6. Your customers will most likely want to have direct contact with you which means it may become challenging as your business grows.
7. If you receive negative publicity and fail to handle it well, there will be nowhere to hide and it will continue to follow you around.
8. If your name is difficult to spell, it may be hard for people to find you online.
A Personal Name can work well for
Using A Business Name: Business brands take much more effort to create because rather than simply using the name you were born with you need to come up with a meaningful name that is relevant to your business and its products. As your company grows, using a business name will allow you to have much more flexibility in future.
Advantages of using a Business Name:
1. Using a business name usually allows you to charge more as it makes you look like more than a one-man show.
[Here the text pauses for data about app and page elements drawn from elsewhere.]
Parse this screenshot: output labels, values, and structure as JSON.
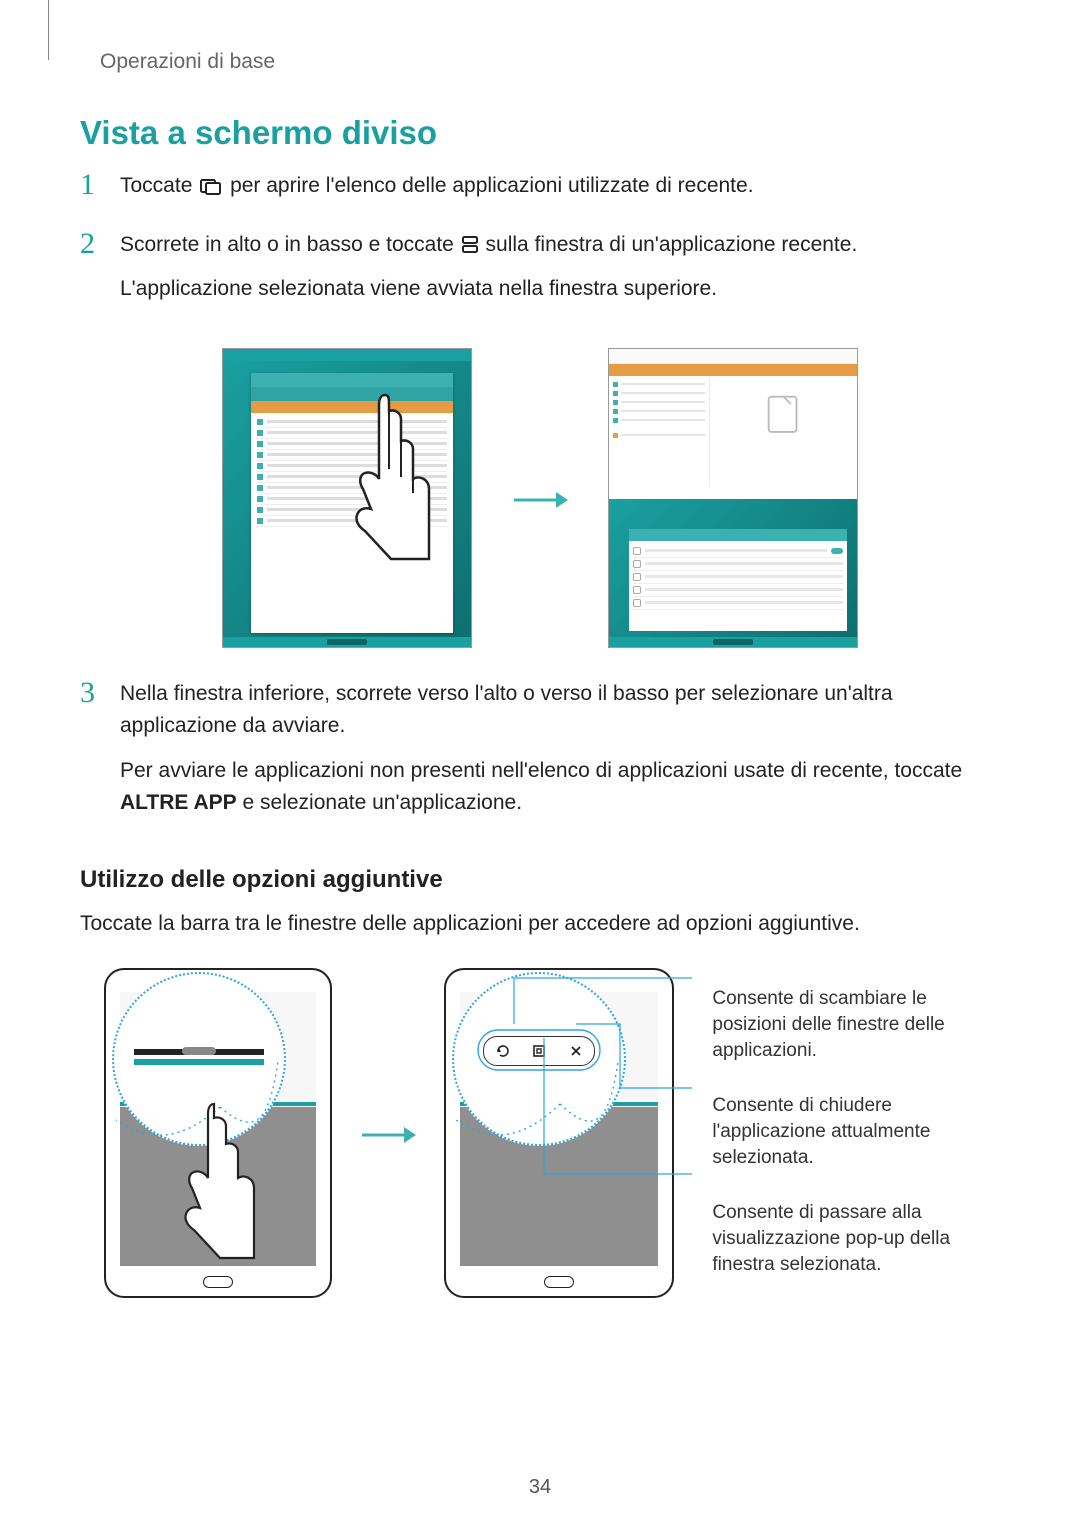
{
  "breadcrumb": "Operazioni di base",
  "section_title": "Vista a schermo diviso",
  "steps": {
    "s1": {
      "num": "1",
      "pre": "Toccate ",
      "post": " per aprire l'elenco delle applicazioni utilizzate di recente."
    },
    "s2": {
      "num": "2",
      "pre": "Scorrete in alto o in basso e toccate ",
      "post": " sulla finestra di un'applicazione recente.",
      "para2": "L'applicazione selezionata viene avviata nella finestra superiore."
    },
    "s3": {
      "num": "3",
      "para1": "Nella finestra inferiore, scorrete verso l'alto o verso il basso per selezionare un'altra applicazione da avviare.",
      "para2_pre": "Per avviare le applicazioni non presenti nell'elenco di applicazioni usate di recente, toccate ",
      "para2_bold": "ALTRE APP",
      "para2_post": " e selezionate un'applicazione."
    }
  },
  "subsection_title": "Utilizzo delle opzioni aggiuntive",
  "subsection_para": "Toccate la barra tra le finestre delle applicazioni per accedere ad opzioni aggiuntive.",
  "callouts": {
    "swap": "Consente di scambiare le posizioni delle finestre delle applicazioni.",
    "close": "Consente di chiudere l'applicazione attualmente selezionata.",
    "popup": "Consente di passare alla visualizzazione pop-up della finestra selezionata."
  },
  "page_number": "34"
}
2. A business name can make you look more experienced and well-established.
3. Allows you to separate your personal life from your professional life.
4. Allows room for growth and makes it easy to hire employees in future.
5. Using a business name makes it easier to sell your company down the track.
6. People will be able to tell what you do just by looking at your business name.
7. If you fail and receive negative press, it is easier to try-again by using a different business name.
Disadvantages of using a Business Name:
1. A business name can make the relationship with your customers seem cold and impersonal.
2. Using a business name can make you seem more expensive.
3. Trust is harder to build compared to a personal brand.
4. If your business fails, your corporate CV will still be blank.
5. People can instantly understand and relate with people down to an emotional level, but they cannot do the same with a business name.
Now we come to the answer to your question.
If you are planning to sell your business in future, it is probably better to go with a Business name.
Also, if you are someone who likes privacy and prefers not to have your life all over social media, then it is another indicator that a business name will be more suitable for you. However, if you are a professional and would like to be considered as an expert on a particular topic, it may be better to use your personal name for your branding. Keep in mind that if your real name is too difficult to spell or remember then it may be a good to use an abbreviated version of it or to simply use a nickname that you would like to be known as.
Besides if you do have any questions give me a call: https://clarity.fm/joy-brotonath
Answered 3 years ago